Precipitation(data through 3/14/12)
Data Source(s): High Plains Regional Climate Center
Precipitation since the water year began on October 1 generally has been between 50 and 70 percent of average in Arizona and southern and eastern counties of New Mexico (Figures 2a–b). Maricopa and Mohave counties and northern Apache County have been particularly dry, measuring less than 50 percent of average. Most of Southern California also has seen scant rain and snow. The cause of the dry weather in Arizona and California has been the position of the storm track. Generally, storms have either moved south into Mexico before wafting northeast through New Mexico, or they have tracked through Nevada and Utah before dropping down into New Mexico. Both of these trajectories have been a boon to northern and central New Mexico, however, as precipitation there has been between 100 and 300 percent of average.

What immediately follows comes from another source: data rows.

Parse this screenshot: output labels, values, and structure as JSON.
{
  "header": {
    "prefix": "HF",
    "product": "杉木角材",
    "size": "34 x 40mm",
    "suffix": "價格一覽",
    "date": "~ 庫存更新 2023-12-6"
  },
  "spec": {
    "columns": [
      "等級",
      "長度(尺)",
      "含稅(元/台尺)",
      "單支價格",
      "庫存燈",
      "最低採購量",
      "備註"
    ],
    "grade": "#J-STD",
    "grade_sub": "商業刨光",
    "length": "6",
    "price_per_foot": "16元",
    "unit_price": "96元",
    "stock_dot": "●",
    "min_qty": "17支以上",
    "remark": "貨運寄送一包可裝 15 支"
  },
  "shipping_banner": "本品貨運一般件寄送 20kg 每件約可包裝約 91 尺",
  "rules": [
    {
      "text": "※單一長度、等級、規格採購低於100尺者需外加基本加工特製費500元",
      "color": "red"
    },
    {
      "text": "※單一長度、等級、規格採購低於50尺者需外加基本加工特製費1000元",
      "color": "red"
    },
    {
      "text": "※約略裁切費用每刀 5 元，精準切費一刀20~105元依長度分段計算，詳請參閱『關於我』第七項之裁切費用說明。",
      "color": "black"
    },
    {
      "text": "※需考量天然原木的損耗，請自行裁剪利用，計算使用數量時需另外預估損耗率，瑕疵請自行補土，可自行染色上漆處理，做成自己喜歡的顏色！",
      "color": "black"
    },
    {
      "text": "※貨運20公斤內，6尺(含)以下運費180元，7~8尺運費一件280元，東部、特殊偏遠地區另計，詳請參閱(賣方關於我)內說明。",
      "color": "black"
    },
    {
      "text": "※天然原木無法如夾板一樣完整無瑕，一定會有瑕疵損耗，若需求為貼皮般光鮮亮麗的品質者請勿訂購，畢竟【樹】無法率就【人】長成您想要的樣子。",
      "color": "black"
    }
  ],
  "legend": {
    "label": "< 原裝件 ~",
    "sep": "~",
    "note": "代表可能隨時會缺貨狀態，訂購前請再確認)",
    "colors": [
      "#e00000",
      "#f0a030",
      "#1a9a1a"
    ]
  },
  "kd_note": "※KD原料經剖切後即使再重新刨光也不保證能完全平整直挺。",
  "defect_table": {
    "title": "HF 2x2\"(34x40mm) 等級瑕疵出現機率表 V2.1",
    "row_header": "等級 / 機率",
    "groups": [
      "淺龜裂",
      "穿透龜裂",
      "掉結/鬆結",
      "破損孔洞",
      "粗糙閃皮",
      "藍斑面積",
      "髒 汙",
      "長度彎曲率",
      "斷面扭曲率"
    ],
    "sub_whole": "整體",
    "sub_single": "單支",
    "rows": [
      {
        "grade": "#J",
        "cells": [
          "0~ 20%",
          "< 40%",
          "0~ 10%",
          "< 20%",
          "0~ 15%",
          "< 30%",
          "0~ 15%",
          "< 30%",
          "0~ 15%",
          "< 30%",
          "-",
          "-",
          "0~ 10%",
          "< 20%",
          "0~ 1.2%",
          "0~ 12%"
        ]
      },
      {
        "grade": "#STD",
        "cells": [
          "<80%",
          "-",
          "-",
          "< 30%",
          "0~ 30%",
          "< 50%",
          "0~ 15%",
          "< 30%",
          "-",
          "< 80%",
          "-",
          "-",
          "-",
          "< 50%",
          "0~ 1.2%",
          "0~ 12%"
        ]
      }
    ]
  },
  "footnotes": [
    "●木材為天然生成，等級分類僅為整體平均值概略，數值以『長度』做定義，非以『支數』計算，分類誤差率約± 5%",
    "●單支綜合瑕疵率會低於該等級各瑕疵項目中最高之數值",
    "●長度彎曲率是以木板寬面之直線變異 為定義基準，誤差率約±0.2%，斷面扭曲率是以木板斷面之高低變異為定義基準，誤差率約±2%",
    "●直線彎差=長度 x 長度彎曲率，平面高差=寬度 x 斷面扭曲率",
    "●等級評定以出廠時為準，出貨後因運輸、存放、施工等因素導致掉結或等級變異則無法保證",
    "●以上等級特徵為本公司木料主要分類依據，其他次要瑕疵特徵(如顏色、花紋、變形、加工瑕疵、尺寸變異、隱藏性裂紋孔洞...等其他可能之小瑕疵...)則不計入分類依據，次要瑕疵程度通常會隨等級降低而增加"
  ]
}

In the past 30 days, only two winter storms passed through Arizona. The first dumped precipitation across the northern counties in Arizona and northwestern New Mexico, while the other wafted south into Mexico, dropping precipitation on the southeast corner of Arizona and the southwest corner of New Mexico. Most of the Southwest experienced precipitation totaling less than 75 percent of average, but several areas received well-above average rain and snow. The high variability in the past month—from 2 percent of average in many areas to more than 400 percent of average in others—is not unusual during La Niña winters. La Niña events tend to bring drier, more variable conditions, while El Niño events often more consistently deliver wet conditions.
The water year begins on October 1 and ends on September 30 of the following year. As of October 1, 2011, we are in the 2012 water year. The water year is a more hydrologically sound measure of climate and hydrological activity than is the standard calendar year.
Average refers to the arithmetic mean of annual data from 1971–2000. Percent of average precipitation is calculated by taking the ratio of current to average precipitation and multiplying by 100.
The continuous color maps (Figures 2a, 2c) are derived by taking measurements at individual meteorological stations and mathematically interpolating (estimating) values between known data points. Interpolation procedures can cause aberrant values in data-sparse regions.
The dots in Figures 2b and 2d show data values for individual meteorological stations.
For these and other precipitation maps, visit:
For National Climatic Data Center monthly precipitation and drought reports for Arizona, New Mexico, and the Southwest region, visit :
Southwest Climate Outlook Staff
- Michael Crimmins, UA Extension Specialist
- Stephanie Doster, Institute of the Environment Editor
- Gregg Garfin, Founding Editor, Institute of the Environment
- Zack Guido, Managing Editor, CLIMAS Associate Staff Scientist
- Nancy J. Selover, Arizona State Climatologist
- Jessica Dollin, CLIMAS Publications Assistant
- Dave Dubious, New Mexico State Climatologist
Please direct your Southwest Climate Outlook comments and suggestions to Zack Guido.
The CLIMAS Web site contains official and non-official forecasts, as well as other information. While we make every effort to verify this information, please understand that we do not warrant the accuracy of any of these materials.... Read full disclaimer